What's New in React 18

What's New in React 18


React is a very popular open-source JavaScript library created by Facebook in 2013. Owing to its flexibility, a lot of developers harness some of its features in building fast, efficient, and reusable user interface (UI) components.

In March 2022, the team launched the most recent and anticipated version of the React library, React 18, which includes new features that focus on improving the application performance.

The New Features in React 18

React 18 consists of some cool new features added to the open-source JavaScript library. Many of these changes were not in the previous version while other features were improved upon. Some of these features include; a new root API, Automatic Batching, Transition API, Suspense API and the release of new Hooks.

New Root API

The root API in React keeps track of how the top-level component is rendered in the tree. In the previous versions of React, the render method was used to execute rendering which is now called the legacy root API.

However, React 18 comes with a new root API which creates a root using the createRoot method and then renders a React component to the created root using the render method.

This new root API will give you access to the features in this recent version such as the transition API feature discussed later. While the old way will still work in React 18, it may be phased out in the future.

The snippet below shows how the root API is structured in both the legacy and new ways.

  • Legacy Root API
import ReactDOM from 'react-dom';
import App from './App';

ReactDOM.render(<App />, document.getElementById('app'))
  • New Root API
import ReactDOM from 'react-dom/client';
import App from './App';

const root = ReactDOM.createRoot(document.getElementById('app'));
root.render(<App />)

Automatic Batching

Batching in React involves multiple state updates in a single re-render on every browser event for example a click event. Any state changes that occurred outside an event like a promise or callback will not be batched.

With React 18, batching state updates are done automatically regardless of where these updates happen. This feature provides out of the box improvement on performance and rendering time. However, if you have a component state that you do not want to be batched, you can opt out of it using the flushSync method. Below is a sample snippet on how it can be done;

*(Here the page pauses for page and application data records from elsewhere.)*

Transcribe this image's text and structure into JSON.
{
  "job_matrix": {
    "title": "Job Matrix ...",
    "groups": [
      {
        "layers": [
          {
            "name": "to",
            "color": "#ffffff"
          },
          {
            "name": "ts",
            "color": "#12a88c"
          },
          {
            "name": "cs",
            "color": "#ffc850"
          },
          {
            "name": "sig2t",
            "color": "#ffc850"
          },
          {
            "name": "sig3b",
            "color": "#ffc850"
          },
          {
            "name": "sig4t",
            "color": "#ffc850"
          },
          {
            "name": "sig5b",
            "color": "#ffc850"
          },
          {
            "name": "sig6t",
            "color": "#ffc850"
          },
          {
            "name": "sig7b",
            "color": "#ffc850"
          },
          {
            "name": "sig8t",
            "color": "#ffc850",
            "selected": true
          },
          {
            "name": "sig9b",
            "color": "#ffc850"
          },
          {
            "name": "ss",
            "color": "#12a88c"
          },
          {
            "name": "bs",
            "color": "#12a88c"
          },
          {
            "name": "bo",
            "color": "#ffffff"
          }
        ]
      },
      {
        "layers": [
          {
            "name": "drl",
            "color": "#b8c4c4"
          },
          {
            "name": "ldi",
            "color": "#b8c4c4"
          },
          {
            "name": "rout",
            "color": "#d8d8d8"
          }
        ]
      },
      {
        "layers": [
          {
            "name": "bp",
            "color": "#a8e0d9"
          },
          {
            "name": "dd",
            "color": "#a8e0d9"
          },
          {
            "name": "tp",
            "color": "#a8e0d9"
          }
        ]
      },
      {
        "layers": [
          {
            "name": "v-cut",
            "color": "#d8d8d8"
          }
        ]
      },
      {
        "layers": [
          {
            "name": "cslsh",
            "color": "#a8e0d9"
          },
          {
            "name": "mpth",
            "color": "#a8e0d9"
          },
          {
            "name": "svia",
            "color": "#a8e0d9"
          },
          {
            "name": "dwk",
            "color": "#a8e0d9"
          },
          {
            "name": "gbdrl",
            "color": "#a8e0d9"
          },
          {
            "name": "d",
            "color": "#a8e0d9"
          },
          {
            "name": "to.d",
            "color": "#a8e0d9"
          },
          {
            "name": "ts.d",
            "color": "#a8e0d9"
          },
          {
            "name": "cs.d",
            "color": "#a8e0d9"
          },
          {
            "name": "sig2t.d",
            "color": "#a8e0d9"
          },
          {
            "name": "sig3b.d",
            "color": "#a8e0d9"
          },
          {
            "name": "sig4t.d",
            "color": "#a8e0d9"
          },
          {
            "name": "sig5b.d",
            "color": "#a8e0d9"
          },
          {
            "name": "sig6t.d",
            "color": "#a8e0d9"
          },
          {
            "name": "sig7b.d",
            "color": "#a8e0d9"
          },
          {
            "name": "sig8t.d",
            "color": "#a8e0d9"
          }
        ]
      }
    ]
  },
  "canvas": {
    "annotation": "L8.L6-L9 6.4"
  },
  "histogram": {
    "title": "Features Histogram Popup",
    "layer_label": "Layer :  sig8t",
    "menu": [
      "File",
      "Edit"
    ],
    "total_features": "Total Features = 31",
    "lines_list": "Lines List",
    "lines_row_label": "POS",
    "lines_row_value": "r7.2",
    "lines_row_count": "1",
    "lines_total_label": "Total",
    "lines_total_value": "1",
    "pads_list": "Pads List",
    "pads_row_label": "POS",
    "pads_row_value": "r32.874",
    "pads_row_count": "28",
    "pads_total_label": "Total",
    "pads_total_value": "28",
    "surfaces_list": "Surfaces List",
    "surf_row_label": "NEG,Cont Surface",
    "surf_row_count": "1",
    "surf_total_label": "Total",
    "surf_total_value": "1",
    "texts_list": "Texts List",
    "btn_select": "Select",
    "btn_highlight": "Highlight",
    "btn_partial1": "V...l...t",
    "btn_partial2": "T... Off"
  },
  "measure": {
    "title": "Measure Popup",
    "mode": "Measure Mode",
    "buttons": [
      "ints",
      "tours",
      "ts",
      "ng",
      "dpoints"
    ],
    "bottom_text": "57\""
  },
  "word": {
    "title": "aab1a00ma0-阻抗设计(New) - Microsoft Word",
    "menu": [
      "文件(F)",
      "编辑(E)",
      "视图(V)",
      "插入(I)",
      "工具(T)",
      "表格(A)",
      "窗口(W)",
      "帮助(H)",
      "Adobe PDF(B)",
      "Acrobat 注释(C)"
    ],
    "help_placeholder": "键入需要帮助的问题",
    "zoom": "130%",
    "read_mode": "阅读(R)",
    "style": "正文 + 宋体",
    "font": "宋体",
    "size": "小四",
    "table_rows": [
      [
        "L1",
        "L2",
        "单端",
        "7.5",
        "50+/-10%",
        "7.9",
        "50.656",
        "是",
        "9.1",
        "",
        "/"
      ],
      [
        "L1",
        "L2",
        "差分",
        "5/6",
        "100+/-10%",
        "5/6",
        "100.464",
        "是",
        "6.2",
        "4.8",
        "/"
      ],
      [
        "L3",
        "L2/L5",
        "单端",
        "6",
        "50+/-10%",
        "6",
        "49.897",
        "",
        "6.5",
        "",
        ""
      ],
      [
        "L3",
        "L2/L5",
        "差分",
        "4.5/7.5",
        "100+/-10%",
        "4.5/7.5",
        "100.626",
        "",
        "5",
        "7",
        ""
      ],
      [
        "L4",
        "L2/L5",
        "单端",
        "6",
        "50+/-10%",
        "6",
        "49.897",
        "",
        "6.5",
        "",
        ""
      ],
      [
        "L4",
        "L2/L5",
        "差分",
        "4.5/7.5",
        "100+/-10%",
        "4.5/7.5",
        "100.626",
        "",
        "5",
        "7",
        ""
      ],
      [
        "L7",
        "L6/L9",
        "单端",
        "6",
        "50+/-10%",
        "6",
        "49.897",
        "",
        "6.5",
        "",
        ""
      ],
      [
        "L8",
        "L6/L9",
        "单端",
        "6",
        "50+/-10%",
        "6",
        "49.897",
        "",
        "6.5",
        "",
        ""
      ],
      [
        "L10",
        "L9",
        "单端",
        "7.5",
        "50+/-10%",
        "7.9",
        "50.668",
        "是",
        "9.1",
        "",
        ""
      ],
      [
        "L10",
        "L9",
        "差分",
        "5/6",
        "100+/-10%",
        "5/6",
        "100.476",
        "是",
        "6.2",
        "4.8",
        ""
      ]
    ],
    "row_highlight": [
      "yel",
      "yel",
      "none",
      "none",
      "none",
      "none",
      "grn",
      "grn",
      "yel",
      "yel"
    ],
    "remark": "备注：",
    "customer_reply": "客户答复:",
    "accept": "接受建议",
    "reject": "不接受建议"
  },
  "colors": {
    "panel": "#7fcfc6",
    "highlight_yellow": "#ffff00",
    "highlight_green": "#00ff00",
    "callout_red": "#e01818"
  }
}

import { flushSync } from 'react-dom';
function handleClick() {

 flushSync(() => {
 setCount(count => count + 1);

 flushSync(() => {
 setStore(store => !store);

Transition API

In React, updates made in the UI can be categorized as urgent and transition updates also called the non-urgent. An example of an urgent update can be a case of inputting a text in a field while that of a transition update could be a search filtering functionality.

Now, if such updates occur simultaneously this could be termed a heavy operation and could lead to the freezing of your application. To solve this problem, this is where the transition API called the startTransition comes to play. This new feature tells React what updates should be marked as "transitions" in turn improving user interactions. Here is a code sample of how it works;

import { startTransition } from "react";

startTransition(() => {


When an application is rendered on the server, a static HTML file is returned to the browser allowing the user to see how the app looks while the JavaScript loads. When the file is loaded, the HTML becomes dynamic with what is known as hydration. The shortfall here is, that if all these are not in place, your application would not become interactive.

To solve this problem, React 18 provides two new server side rendering (SSR) features using the Suspense component;

  • Streaming HTML allows pieces of a component to be sent as they get rendered.
  • Selective hydration prioritizes the interactivity of components selected by a user.

New Hooks

One big turning point for React was the introduction of hooks in React version 16 which allows function components to access states and other React features without writing classes. The React 18 ships with five new hooks to better the developers' experience;

  • useId: This hook allows us to create a unique identifier (ID) in our application both on the server and client.
  • useTransition: It is used alongside startTransition to create a new state update that can be termed non-urgent.
  • useDefferedValue: It allows deferring updates that are less urgent.
  • useSyncExternalStore: This hook is useful when implementing subscriptions to external data sources.
  • useInsertionEffect: This hook is limited to CSS-in-JS library authors for injecting styles into the DOM.

How to Update to React 18

To perform an update, the npm or yarn package manager can be used by running the following command in the terminal.

npm install react react-dom


yarn add react react-dom

Then, you'll need to make a change to the index.js file in the root directory of the project's folder from the legacy API to the new root API as shown earlier.

How to Set up a New React 18 Project

To set up a new React 18 project, the create-react-app package is installed with npm or yarn in the terminal;

npx create-react-app my-react-app


yarn add create-react-app my-react-app


Now you know about some new features in React 18 like the new root API, Suspense, Transition or Automatic batching, and how to upgrade to this new version, and set it up from scratch. It is interesting to know that these features aim to improve the performance of applications built with React.

The recent changes in React have brought up new options previously impossible to have in a JavaScript framework which is quite impactful and valuable.